Google will begin requiring those who buy ads related to federal elections in the United States through its sprawling advertising network to prove that they are citizens or lawful residents of the country. In a blog post published Friday, Google said it would take steps to verify if people or organizations are allowed to buy political advertising and ask them to prove that they are who they say they are. It will, for example, ask a political action committee for an IRS-issued employer identification number or ask an individual for government-issued identification and a Social Security number.

U.S.-China Trade Talks End With Strong Demands, but Few Signs of a Deal

Senior Chinese and U.S. officials concluded two days of negotiations late Friday afternoon with no deal and no date set for further talks, as the United States stepped up its demands for Chinese concessions to avert a trade war. The U.S. negotiating team, which included Treasury Secretary Steven Mnuchin and U.S. trade representative Robert E. Lighthizer, did not release a statement.
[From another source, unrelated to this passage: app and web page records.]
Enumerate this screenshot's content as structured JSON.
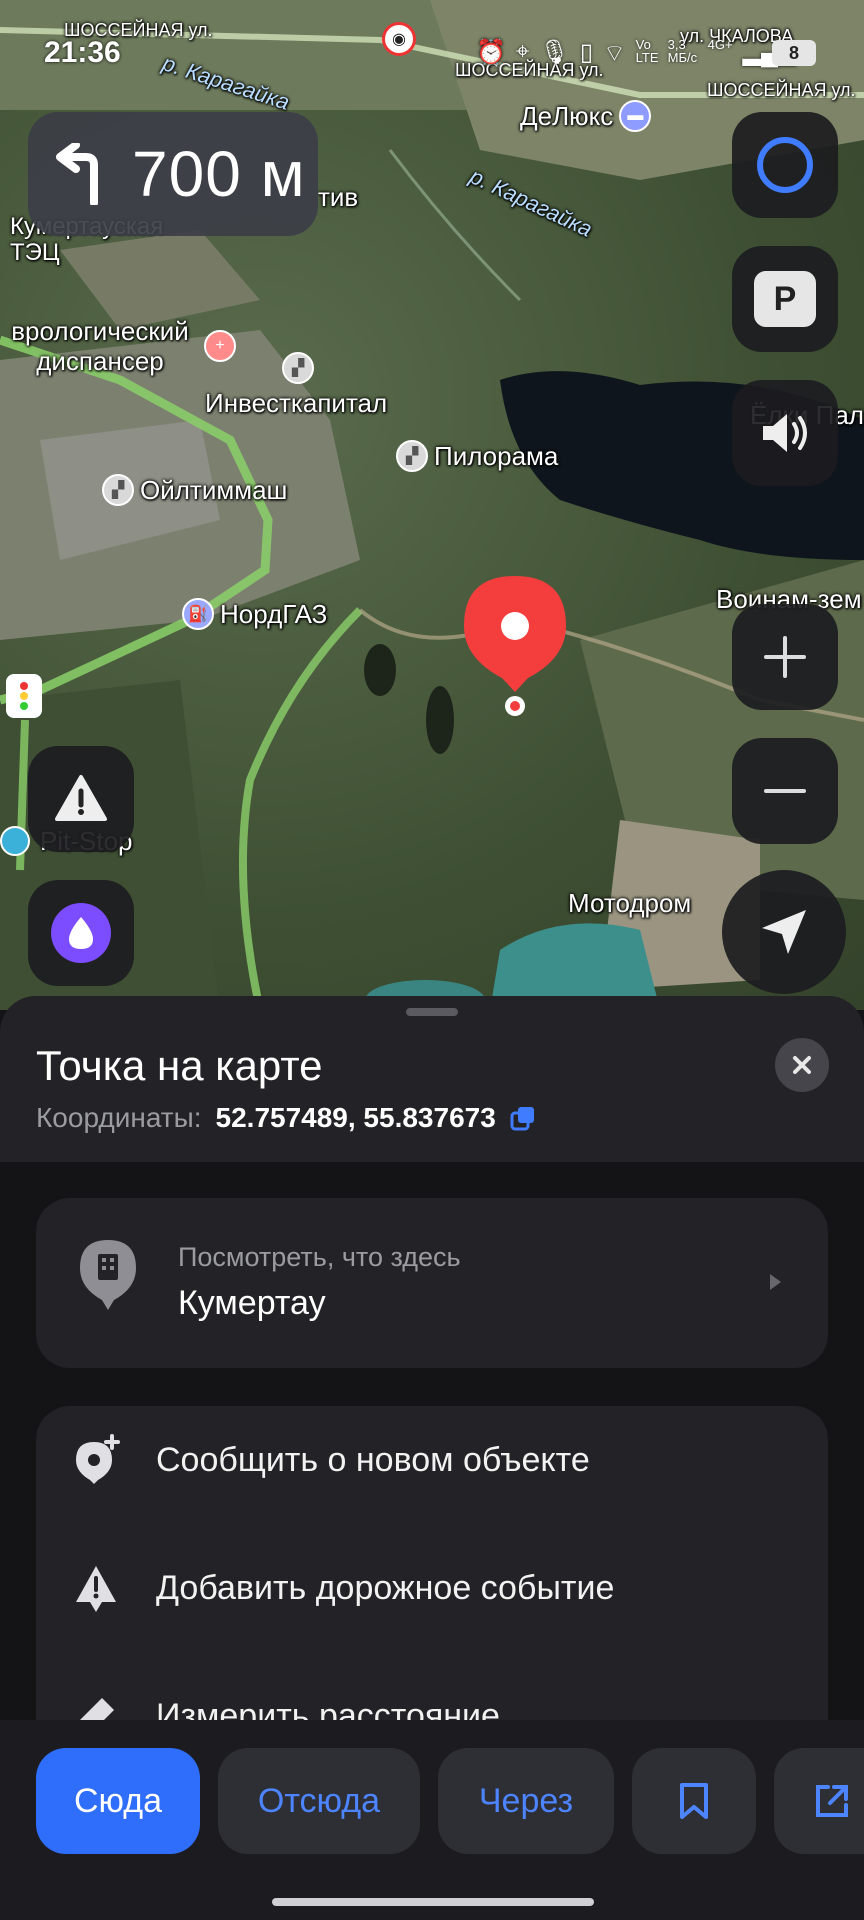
{
  "status_bar": {
    "time": "21:36",
    "icons": [
      "alarm-icon",
      "location-icon",
      "mic-icon",
      "vibrate-icon",
      "wifi-icon",
      "signal-icon"
    ],
    "net_labels": [
      "Vo LTE",
      "3,3 МБ/с",
      "4G+"
    ],
    "battery": "8"
  },
  "navigation": {
    "turn_direction": "left",
    "distance": "700 м"
  },
  "map": {
    "labels": {
      "street1": "ШОССЕЙНАЯ ул.",
      "street2": "ШОССЕЙНАЯ ул.",
      "street3": "ШОССЕЙНАЯ ул.",
      "street_chkalova": "ул. ЧКАЛОВА",
      "river1": "р. Карагайка",
      "river2": "р. Карагайка",
      "teс": "Кумертауская ТЭЦ",
      "dispanser": "врологический диспансер",
      "investkapital": "Инвесткапитал",
      "pilorama": "Пилорама",
      "oiltimmash": "Ойлтиммаш",
      "nordgaz": "НордГАЗ",
      "delux": "ДеЛюкс",
      "elki": "Ёлки Пал",
      "voinam": "Воинам-зем",
      "pitstop": "Pit-Stop",
      "motodrom": "Мотодром",
      "tiv": "тив"
    }
  },
  "map_controls": {
    "parking_label": "P"
  },
  "sheet": {
    "title": "Точка на карте",
    "coords_label": "Координаты:",
    "coords_value": "52.757489, 55.837673",
    "whats_here": {
      "subtitle": "Посмотреть, что здесь",
      "place": "Кумертау"
    },
    "actions": [
      {
        "label": "Сообщить о новом объекте",
        "icon": "add-place-icon"
      },
      {
        "label": "Добавить дорожное событие",
        "icon": "road-warning-icon"
      },
      {
        "label": "Измерить расстояние",
        "icon": "ruler-icon"
      }
    ]
  },
  "bottom_nav": {
    "here": "Сюда",
    "from": "Отсюда",
    "via": "Через",
    "bookmark_icon": "bookmark-icon",
    "share_icon": "share-icon"
  },
  "colors": {
    "accent_blue": "#2f6dfb",
    "link_blue": "#4d84ff",
    "pin_red": "#f43e3e",
    "alice_purple": "#7b4dff"
  }
}
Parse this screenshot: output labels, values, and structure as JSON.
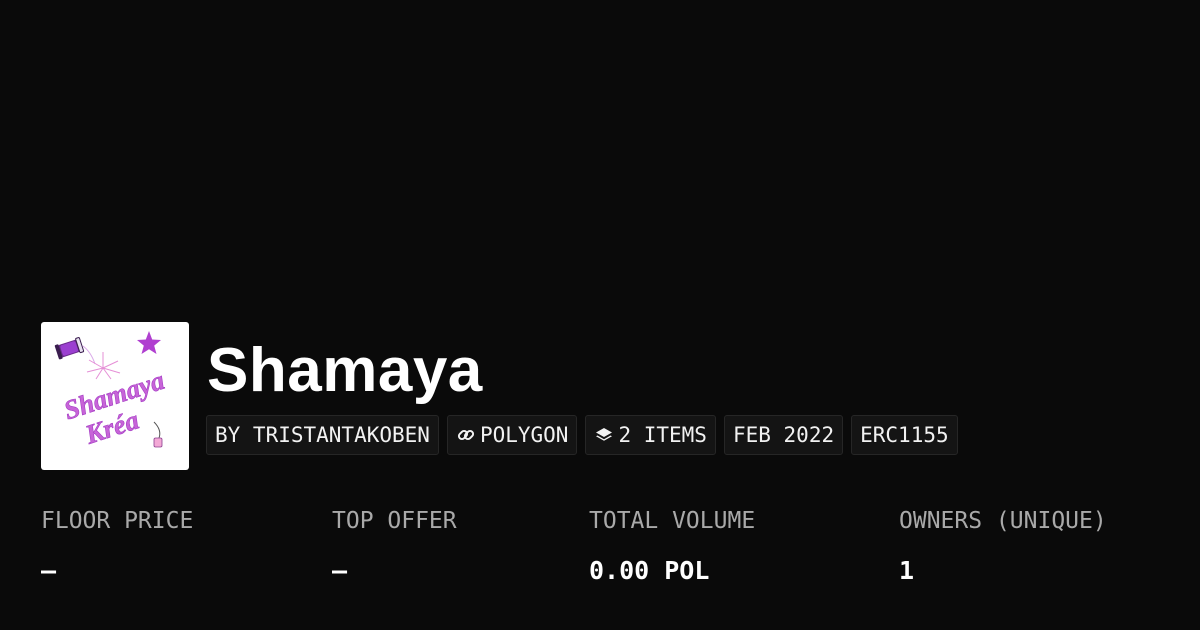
{
  "collection": {
    "name": "Shamaya",
    "logo": {
      "line1": "Shamaya",
      "line2": "Kréa",
      "text_color": "#c764d8",
      "accent_color": "#b03fd0",
      "sparkle_icon": "sparkle-star-icon",
      "spool_icon": "spool-icon",
      "tag_icon": "tag-charm-icon"
    }
  },
  "chips": {
    "creator": "BY TRISTANTAKOBEN",
    "chain": {
      "label": "POLYGON",
      "icon": "link-icon"
    },
    "items": {
      "label": "2 ITEMS",
      "icon": "layers-icon"
    },
    "date": "FEB 2022",
    "standard": "ERC1155"
  },
  "stats": {
    "floor_price": {
      "label": "FLOOR PRICE",
      "value": "—"
    },
    "top_offer": {
      "label": "TOP OFFER",
      "value": "—"
    },
    "total_volume": {
      "label": "TOTAL VOLUME",
      "value": "0.00 POL"
    },
    "owners": {
      "label": "OWNERS (UNIQUE)",
      "value": "1"
    }
  },
  "colors": {
    "background": "#0a0a0a",
    "chip_background": "#141414",
    "chip_border": "#262626",
    "label_gray": "#a9a9a9",
    "text_white": "#ffffff"
  }
}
But a list of demands that the group brought into the meeting called for reducing the United States’ trade gap with China by $200 billion over the next two years and a halt on Chinese subsidies for advanced manufacturing sectors.

Murdoch and DeVos Lost Money in Theranos

Even some of the world’s richest people may get duped, according to newly unsealed documents in a lawsuit filed on behalf of investors in the failing blood-testing company Theranos. High-profile investors who collectively lost hundreds of millions of dollars included Walmart’s Walton family, media mogul Rupert Murdoch, and Education Secretary Betsy DeVos and her relatives. The list of investors, which was first reported by The Wall Street Journal, came to light as part of a class-action lawsuit brought in 2016 by Robert Colman, a retired Silicon Valley investment banker, who claims that Theranos misled investors.

3 Women Sue Charlie Rose and CBS, Alleging Harassment

Three women sued Charlie Rose and CBS on Friday, alleging that they were sexually harassed by the former anchorman while working for him and that the network did nothing to stop it. On Thursday, The Washington Post published detailed accusations against Rose by numerous women, including the three who are suing, and alleged that CBS managers knew about harassment complaints before Rose was fired in November. CBS said it was not aware of any allegations about Rose’s behavior before a November article by The Post. PBS, the longtime home of the “Charlie Rose” interview show, also cut ties with Rose.